Exercise details ▸ Write only the count of lines that hold the word "this" in the listing.

Materials provided ▸
================================

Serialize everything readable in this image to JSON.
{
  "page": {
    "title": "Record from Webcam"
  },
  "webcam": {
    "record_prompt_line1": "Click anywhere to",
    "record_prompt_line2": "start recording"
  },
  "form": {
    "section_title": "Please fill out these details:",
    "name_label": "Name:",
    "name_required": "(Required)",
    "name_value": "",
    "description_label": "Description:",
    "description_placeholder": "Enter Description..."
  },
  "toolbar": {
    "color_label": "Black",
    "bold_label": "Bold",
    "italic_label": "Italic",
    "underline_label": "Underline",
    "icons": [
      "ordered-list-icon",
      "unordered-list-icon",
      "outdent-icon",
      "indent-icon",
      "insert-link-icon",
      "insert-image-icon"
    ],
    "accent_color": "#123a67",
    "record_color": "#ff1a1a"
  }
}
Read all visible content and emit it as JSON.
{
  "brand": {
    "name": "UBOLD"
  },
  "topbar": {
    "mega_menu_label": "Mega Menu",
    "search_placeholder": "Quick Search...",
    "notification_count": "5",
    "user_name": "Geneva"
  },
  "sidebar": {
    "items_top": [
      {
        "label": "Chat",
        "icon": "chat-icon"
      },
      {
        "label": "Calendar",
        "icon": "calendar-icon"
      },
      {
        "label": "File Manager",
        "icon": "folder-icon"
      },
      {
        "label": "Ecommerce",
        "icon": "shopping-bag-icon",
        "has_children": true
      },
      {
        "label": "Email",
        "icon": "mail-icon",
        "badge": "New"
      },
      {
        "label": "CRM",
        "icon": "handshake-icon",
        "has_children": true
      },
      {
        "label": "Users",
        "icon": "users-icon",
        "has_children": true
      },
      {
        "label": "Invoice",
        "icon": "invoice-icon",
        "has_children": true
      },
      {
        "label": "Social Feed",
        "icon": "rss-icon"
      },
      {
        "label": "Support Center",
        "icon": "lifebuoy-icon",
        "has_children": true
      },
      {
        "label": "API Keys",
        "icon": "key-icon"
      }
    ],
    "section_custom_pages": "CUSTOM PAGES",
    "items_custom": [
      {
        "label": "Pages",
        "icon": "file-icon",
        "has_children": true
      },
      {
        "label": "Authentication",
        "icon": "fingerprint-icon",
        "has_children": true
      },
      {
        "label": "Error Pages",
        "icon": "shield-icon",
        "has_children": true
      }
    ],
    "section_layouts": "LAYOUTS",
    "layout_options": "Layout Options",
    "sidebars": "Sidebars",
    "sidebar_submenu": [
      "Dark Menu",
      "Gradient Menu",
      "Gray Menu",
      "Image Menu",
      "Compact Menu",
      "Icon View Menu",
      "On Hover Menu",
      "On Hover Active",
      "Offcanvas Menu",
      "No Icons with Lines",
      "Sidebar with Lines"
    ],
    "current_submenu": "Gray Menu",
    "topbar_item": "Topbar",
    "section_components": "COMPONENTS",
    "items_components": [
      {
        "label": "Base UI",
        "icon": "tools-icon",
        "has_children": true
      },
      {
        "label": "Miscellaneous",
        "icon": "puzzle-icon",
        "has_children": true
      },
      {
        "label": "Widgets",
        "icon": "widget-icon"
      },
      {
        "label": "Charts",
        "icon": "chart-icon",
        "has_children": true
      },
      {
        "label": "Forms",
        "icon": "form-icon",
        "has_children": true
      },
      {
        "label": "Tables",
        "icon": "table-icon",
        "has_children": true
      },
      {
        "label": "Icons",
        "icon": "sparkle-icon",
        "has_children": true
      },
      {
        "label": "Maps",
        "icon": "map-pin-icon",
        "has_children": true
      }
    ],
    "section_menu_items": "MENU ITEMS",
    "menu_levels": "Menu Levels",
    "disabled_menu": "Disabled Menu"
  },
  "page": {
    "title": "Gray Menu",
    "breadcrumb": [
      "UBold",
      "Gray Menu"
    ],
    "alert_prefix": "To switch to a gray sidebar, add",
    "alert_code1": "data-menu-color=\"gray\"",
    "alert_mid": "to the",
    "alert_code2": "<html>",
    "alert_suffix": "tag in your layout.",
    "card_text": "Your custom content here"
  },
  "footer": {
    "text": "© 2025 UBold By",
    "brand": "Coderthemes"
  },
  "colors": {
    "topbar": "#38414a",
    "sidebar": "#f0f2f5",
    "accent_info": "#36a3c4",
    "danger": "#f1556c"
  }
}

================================

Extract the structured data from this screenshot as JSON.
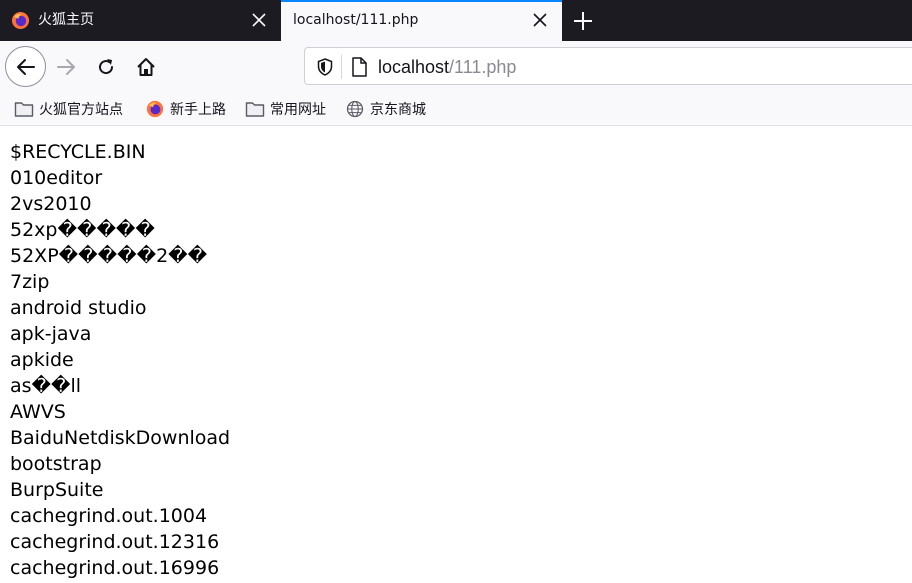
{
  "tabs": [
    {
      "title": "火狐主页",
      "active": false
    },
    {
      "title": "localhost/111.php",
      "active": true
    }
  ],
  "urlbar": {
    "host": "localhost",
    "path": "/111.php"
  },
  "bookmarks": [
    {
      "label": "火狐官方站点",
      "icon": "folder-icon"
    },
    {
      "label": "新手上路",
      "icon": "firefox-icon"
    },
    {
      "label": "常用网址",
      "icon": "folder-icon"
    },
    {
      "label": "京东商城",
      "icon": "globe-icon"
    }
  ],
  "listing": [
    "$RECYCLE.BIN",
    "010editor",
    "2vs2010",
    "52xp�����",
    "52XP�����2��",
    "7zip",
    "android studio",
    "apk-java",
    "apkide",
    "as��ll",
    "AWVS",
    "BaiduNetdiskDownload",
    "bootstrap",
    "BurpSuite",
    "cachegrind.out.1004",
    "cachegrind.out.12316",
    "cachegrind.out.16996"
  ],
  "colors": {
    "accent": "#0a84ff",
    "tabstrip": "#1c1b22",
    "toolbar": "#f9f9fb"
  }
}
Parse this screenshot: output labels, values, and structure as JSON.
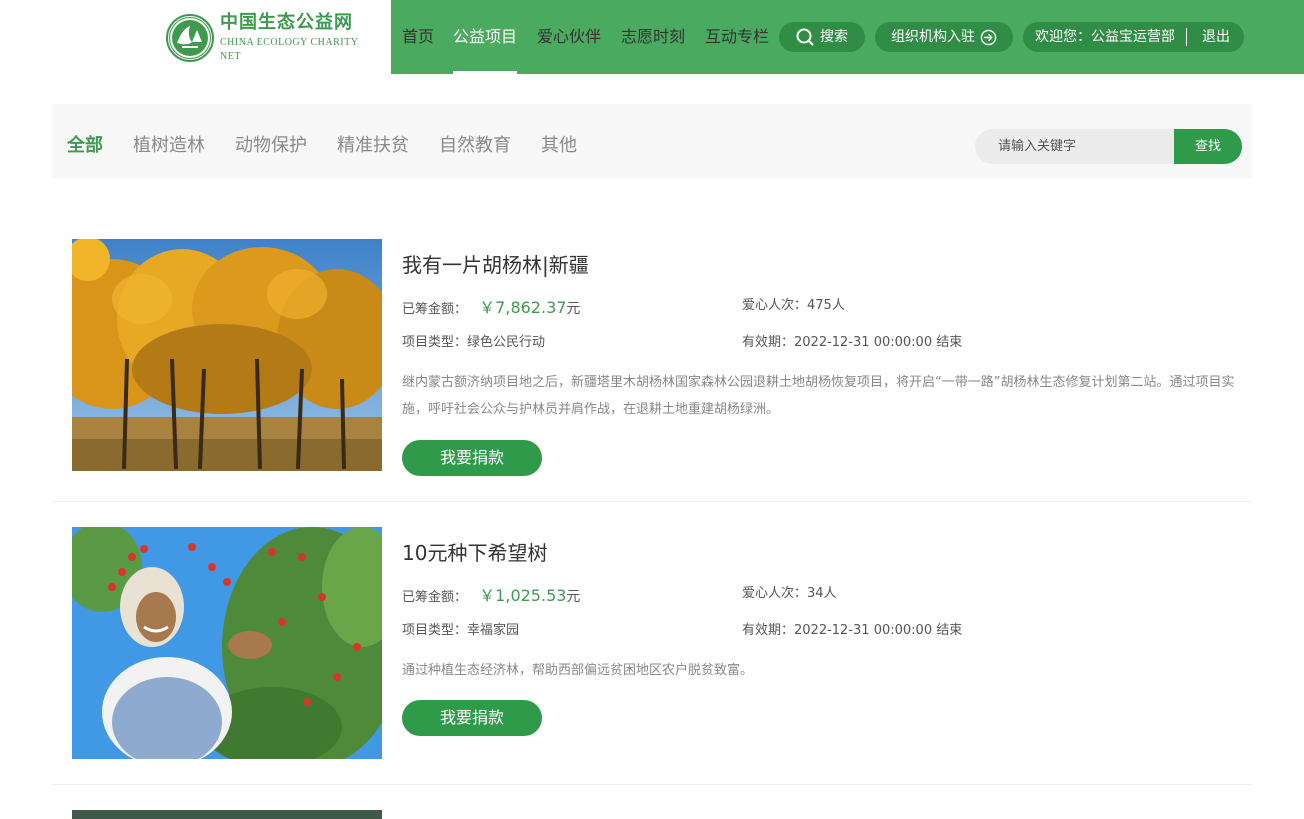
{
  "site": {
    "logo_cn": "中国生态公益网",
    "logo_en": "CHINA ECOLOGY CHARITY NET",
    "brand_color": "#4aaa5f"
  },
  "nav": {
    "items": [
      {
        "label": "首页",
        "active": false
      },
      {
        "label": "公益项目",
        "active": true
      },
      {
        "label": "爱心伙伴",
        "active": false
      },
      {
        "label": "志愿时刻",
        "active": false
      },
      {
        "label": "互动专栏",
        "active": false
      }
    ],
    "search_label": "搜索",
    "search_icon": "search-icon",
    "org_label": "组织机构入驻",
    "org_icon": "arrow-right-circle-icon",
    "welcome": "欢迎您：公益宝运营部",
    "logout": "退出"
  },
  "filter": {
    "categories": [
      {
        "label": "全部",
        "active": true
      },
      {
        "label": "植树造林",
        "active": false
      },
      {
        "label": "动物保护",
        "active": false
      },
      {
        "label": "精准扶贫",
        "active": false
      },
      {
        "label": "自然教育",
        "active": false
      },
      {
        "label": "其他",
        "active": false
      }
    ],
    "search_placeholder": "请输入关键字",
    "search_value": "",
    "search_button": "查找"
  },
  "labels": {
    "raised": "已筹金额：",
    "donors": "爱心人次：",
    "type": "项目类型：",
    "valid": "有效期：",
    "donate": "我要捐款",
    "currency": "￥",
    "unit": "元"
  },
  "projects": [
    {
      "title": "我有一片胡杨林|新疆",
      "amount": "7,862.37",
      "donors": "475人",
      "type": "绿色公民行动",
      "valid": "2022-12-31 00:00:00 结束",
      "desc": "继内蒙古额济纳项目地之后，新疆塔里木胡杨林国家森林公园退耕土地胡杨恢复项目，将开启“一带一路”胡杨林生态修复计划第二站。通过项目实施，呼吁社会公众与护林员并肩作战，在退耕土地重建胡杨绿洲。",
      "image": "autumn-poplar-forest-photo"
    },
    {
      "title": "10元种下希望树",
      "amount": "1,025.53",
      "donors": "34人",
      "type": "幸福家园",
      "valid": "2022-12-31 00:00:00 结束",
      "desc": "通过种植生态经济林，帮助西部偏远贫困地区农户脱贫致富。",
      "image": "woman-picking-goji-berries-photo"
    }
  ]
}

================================

Final answer ▸ 3